For its first dramatic feature film, the Science Channel looked into the not-too-distant past to tell the story of how one scientist challenged the U.S. government and NASA to ensure the real story behind the Challenger disaster wasn’t swept under a bureaucratic rug.
The true story of Dr. Richard Feynman’s seemingly quixotic quest for the truth of what caused the 1986 shuttle explosion, airing concurrently Saturday on the Science and Discovery channels, is made even more dramatic by the fact that he was battling cancer that would take his life two years later. He lived long enough, though, to influence the final report by the special Challenger committee, and to write his own appendix.
Feynman, played to gruff and tousled perfection by Oscar winner William Hurt, was a Nobel Prize-winning physicist who was initially reluctant to be part of the special commission on the Challenger to be chaired by former Secretary of State William Rogers (Brian Dennehy). It doesn’t take much in the film for his wife (Joanne Whalley) to convince her husband that the loss of the seven astronauts, including New Hampshire teacher Christa McAuliffe, was reason enough for him to lend his expertise to the quest for what caused the explosion.
From the beginning, though, Feynman realizes the deck is stacked against a full airing of the facts when Rogers declares that, of course, NASA did an excellent job.
The commission, which also includes Dr. Sally Ride (Eve Best, “The King’s Speech”), the first woman in space, is supposed to function as a unit. No one is supposed to go off on his own to pursue possible causes for the shuttle explosion.
Naturally, that’s exactly what Feynman does, going on his own to NASA operations in Huntsville, Ala., and staying on in Florida to examine recovered pieces of the shuttle stored in an empty hangar after the rest of the committee returns to Washington.

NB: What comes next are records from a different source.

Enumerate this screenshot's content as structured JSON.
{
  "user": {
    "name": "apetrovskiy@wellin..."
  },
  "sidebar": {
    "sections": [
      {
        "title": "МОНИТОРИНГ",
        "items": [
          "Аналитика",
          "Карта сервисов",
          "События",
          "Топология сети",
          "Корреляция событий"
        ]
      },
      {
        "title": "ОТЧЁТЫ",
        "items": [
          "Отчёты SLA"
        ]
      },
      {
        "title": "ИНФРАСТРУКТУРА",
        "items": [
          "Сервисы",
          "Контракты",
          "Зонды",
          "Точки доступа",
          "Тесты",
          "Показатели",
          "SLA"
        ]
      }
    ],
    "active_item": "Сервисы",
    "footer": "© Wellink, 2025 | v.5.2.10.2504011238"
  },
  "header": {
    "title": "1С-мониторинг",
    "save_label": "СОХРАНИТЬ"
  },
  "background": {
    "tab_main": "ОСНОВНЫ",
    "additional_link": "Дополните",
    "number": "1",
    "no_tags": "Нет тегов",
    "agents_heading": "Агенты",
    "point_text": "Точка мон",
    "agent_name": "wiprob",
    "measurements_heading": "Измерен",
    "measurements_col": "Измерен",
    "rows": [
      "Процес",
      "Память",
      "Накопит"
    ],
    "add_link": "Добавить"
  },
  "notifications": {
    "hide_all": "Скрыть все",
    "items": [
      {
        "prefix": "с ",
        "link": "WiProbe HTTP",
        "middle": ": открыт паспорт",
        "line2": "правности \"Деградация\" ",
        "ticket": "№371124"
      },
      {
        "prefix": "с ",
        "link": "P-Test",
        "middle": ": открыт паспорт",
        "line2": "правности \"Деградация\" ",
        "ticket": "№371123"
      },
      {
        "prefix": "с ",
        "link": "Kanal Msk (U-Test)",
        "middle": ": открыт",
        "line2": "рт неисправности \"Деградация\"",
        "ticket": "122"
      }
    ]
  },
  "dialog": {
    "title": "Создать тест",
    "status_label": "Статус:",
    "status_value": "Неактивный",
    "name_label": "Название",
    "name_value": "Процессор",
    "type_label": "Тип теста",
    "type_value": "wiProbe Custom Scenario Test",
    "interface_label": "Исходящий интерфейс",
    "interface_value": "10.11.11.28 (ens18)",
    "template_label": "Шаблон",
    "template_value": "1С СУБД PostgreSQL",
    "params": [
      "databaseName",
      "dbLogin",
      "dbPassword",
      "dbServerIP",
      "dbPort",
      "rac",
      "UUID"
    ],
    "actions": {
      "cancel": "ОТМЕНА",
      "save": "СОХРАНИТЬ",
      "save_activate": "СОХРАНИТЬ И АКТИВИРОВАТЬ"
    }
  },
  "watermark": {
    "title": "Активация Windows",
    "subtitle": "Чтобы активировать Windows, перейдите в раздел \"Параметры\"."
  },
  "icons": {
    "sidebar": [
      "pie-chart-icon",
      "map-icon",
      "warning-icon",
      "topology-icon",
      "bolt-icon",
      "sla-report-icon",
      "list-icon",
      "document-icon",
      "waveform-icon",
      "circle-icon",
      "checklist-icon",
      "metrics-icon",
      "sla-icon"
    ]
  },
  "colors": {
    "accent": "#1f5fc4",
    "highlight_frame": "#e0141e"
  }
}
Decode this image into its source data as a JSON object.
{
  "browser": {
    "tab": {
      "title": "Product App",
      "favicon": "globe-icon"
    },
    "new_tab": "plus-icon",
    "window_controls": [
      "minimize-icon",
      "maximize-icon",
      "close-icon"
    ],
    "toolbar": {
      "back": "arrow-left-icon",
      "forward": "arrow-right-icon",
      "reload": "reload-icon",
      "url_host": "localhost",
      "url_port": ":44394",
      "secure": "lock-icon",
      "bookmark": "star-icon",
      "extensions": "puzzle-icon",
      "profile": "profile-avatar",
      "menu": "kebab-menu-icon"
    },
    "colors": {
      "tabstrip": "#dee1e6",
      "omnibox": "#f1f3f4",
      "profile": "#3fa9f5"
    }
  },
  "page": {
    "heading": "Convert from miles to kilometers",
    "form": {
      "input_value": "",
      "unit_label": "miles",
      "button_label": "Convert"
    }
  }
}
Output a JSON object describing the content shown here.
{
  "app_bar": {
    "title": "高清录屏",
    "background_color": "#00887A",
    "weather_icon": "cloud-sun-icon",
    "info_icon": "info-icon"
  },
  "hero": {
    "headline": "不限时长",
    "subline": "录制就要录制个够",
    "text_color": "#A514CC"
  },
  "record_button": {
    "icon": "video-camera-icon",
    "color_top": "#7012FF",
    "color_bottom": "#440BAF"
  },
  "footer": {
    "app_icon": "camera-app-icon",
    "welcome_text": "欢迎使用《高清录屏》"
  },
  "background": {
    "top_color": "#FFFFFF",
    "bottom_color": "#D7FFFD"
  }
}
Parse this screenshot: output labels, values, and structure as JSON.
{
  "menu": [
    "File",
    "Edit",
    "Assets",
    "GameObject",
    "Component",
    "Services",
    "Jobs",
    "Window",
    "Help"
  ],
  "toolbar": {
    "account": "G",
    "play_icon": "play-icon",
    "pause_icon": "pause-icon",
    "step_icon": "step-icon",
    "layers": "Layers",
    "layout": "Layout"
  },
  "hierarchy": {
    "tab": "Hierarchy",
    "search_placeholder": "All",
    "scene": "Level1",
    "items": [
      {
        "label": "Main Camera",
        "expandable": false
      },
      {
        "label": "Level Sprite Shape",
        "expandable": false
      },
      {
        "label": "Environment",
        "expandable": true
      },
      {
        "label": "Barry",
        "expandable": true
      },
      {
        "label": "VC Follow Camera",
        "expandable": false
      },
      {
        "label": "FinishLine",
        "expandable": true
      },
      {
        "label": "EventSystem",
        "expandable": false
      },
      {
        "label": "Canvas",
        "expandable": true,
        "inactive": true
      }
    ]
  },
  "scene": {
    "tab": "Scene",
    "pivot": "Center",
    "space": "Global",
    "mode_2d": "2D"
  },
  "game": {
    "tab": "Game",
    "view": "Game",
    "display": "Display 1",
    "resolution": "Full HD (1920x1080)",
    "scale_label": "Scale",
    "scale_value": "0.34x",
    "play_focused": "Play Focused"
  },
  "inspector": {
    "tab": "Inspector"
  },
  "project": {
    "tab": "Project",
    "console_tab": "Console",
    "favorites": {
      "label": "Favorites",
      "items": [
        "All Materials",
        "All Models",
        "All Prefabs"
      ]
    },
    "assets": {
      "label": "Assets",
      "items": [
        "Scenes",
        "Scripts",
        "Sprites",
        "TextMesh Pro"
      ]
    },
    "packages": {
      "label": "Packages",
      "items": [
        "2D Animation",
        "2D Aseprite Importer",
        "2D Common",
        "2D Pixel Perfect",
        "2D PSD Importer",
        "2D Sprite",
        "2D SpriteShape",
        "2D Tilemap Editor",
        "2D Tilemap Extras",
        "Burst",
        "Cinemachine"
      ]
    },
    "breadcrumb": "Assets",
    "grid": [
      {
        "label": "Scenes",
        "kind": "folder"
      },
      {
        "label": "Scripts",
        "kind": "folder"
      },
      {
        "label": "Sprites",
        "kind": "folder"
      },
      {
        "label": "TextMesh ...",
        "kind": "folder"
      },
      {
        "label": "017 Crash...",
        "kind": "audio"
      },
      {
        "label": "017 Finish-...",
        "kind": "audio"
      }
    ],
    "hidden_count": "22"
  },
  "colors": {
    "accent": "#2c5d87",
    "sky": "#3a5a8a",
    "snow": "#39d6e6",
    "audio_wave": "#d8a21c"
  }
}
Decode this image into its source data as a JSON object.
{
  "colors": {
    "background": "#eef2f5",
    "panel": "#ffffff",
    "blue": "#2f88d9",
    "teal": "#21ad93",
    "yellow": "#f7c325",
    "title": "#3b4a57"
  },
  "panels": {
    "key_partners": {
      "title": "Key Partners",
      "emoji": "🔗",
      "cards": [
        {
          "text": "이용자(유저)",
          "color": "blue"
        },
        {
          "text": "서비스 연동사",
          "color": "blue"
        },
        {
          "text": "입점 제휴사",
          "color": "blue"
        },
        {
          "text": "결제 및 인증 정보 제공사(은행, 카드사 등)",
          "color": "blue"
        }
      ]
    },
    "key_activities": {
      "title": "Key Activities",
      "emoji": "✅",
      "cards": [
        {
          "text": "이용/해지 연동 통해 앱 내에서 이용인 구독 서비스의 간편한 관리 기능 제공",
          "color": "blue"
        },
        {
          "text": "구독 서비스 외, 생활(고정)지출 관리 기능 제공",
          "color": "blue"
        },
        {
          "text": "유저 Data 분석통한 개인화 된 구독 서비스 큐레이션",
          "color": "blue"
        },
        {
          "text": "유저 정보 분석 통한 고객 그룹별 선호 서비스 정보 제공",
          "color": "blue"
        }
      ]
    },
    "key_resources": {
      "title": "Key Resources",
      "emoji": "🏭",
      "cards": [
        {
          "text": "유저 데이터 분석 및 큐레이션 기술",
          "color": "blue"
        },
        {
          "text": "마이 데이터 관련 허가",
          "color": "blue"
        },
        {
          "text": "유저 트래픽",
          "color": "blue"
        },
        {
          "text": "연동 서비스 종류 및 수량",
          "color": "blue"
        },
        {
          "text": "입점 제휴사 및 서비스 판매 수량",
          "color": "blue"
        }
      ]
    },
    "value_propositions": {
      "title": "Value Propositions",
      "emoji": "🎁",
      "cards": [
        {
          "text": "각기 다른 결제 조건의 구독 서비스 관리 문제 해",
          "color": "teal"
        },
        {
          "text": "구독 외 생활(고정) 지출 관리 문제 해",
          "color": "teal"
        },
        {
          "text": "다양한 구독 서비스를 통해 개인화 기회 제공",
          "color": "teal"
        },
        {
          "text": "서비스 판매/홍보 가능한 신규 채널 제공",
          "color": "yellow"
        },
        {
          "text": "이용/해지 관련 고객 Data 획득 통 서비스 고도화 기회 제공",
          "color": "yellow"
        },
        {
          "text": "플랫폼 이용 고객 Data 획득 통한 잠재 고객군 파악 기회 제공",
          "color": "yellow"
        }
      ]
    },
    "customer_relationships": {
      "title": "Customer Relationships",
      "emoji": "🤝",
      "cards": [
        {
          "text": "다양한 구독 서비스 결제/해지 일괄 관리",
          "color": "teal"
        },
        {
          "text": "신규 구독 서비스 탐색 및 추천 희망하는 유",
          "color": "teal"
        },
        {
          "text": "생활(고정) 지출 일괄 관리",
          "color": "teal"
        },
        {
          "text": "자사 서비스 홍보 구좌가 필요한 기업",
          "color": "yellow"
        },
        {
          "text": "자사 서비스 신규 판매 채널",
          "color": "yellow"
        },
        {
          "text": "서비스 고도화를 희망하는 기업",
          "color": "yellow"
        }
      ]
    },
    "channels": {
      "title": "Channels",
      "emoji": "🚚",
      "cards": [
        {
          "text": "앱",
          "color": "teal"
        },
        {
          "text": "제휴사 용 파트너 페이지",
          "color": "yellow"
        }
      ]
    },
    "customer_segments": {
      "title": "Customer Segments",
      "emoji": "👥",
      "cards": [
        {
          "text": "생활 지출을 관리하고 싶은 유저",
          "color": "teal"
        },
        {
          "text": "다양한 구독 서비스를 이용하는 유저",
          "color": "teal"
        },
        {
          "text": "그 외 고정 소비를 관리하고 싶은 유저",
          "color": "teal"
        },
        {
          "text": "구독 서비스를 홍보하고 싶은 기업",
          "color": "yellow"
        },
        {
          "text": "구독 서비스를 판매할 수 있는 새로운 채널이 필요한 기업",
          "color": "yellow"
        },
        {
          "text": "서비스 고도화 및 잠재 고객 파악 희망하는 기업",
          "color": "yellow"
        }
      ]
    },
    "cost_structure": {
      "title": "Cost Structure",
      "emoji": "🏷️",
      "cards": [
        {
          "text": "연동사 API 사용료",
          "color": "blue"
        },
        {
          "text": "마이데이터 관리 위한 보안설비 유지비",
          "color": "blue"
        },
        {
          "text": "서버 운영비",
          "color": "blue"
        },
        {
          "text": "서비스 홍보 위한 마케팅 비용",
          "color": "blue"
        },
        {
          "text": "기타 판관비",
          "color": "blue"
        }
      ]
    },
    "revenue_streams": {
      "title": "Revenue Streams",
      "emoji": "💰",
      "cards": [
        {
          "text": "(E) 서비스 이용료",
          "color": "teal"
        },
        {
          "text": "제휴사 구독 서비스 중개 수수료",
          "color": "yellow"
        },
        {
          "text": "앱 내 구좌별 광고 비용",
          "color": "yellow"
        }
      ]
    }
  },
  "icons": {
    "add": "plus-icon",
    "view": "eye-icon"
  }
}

“The Challenger Disaster” is such a good drama you may not be aware at first that you’re also learning something about the scientific process. But Feynman’s painstaking commitment to find the truth was the most effective defense against NASA’s attempt to preserve its own reputation and against bureaucratic inertia.
“The Challenger Disaster” feels at times like an actual thriller, but that isn’t only because of James Hawes’ well-paced direction: It’s also because the real story has elements of a thriller. At one point, Feynman types up a document about his preliminary findings, sends it to the commission to be distributed to other members and finds it has mysteriously disappeared.
In the end, the reason behind the bureaucratic dust storm over Challenger has to do with petty, budgetary self-defensiveness and agency hubris.
“The Challenger Disaster” is not only a noble first effort by the Science Channel, but also an eminently watchable one. The film is both dramatically viable and instructive. Yes, we learn about science, but perhaps more importantly, we also learn about standing your ground no matter what challenges you face.